ENTRIES SHOWN: Begin

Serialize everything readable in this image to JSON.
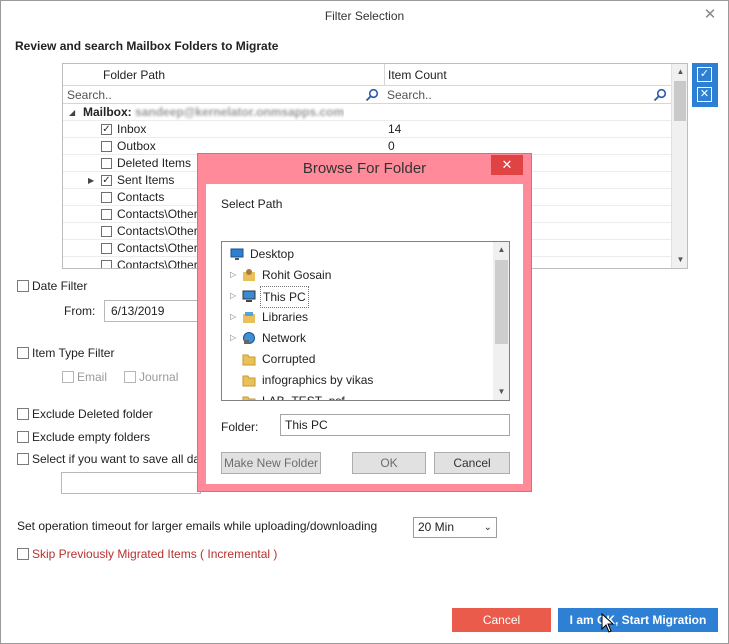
{
  "window": {
    "title": "Filter Selection",
    "close_glyph": "✕"
  },
  "main": {
    "section_title": "Review and search Mailbox Folders to Migrate",
    "grid": {
      "columns": [
        "Folder Path",
        "Item Count"
      ],
      "search_placeholder_path": "Search..",
      "search_placeholder_count": "Search..",
      "mailbox_label": "Mailbox:",
      "mailbox_address": "sandeep@kernelator.onmsapps.com",
      "rows": [
        {
          "label": "Inbox",
          "count": "14",
          "checked": true
        },
        {
          "label": "Outbox",
          "count": "0",
          "checked": false
        },
        {
          "label": "Deleted Items",
          "count": "",
          "checked": false
        },
        {
          "label": "Sent Items",
          "count": "",
          "checked": true,
          "expandable": true
        },
        {
          "label": "Contacts",
          "count": "",
          "checked": false
        },
        {
          "label": "Contacts\\Other C",
          "count": "",
          "checked": false
        },
        {
          "label": "Contacts\\Other C",
          "count": "",
          "checked": false
        },
        {
          "label": "Contacts\\Other C",
          "count": "",
          "checked": false
        },
        {
          "label": "Contacts\\Other C",
          "count": "",
          "checked": false
        }
      ]
    },
    "side_buttons": {
      "select_all_glyph": "✓",
      "clear_glyph": "✕"
    },
    "date_filter": {
      "label": "Date Filter",
      "from_label": "From:",
      "from_value": "6/13/2019"
    },
    "item_type_filter": {
      "label": "Item Type Filter",
      "options": [
        "Email",
        "Journal"
      ]
    },
    "exclude_deleted": "Exclude Deleted folder",
    "exclude_empty": "Exclude empty folders",
    "save_all_data": "Select if you want to save all dat",
    "timeout_label": "Set operation timeout for larger emails while uploading/downloading",
    "timeout_value": "20 Min",
    "skip_migrated": "Skip Previously Migrated Items ( Incremental )",
    "cancel_label": "Cancel",
    "start_label": "I am OK, Start Migration"
  },
  "dialog": {
    "title": "Browse For Folder",
    "close_glyph": "✕",
    "select_path_label": "Select Path",
    "tree": [
      {
        "label": "Desktop",
        "icon": "desktop-icon"
      },
      {
        "label": "Rohit Gosain",
        "icon": "user-folder-icon"
      },
      {
        "label": "This PC",
        "icon": "computer-icon",
        "selected": true
      },
      {
        "label": "Libraries",
        "icon": "libraries-icon"
      },
      {
        "label": "Network",
        "icon": "network-icon"
      },
      {
        "label": "Corrupted",
        "icon": "folder-icon"
      },
      {
        "label": "infographics by vikas",
        "icon": "folder-icon"
      },
      {
        "label": "LAB_TEST_psf",
        "icon": "folder-icon"
      }
    ],
    "folder_label": "Folder:",
    "folder_value": "This PC",
    "make_new_folder": "Make New Folder",
    "ok": "OK",
    "cancel": "Cancel"
  },
  "colors": {
    "accent_blue": "#2e80d4",
    "cancel_red": "#ea5b4b",
    "dialog_frame": "#ff8b9a",
    "skip_text": "#b8312f"
  }
}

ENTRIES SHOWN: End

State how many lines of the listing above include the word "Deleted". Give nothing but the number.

2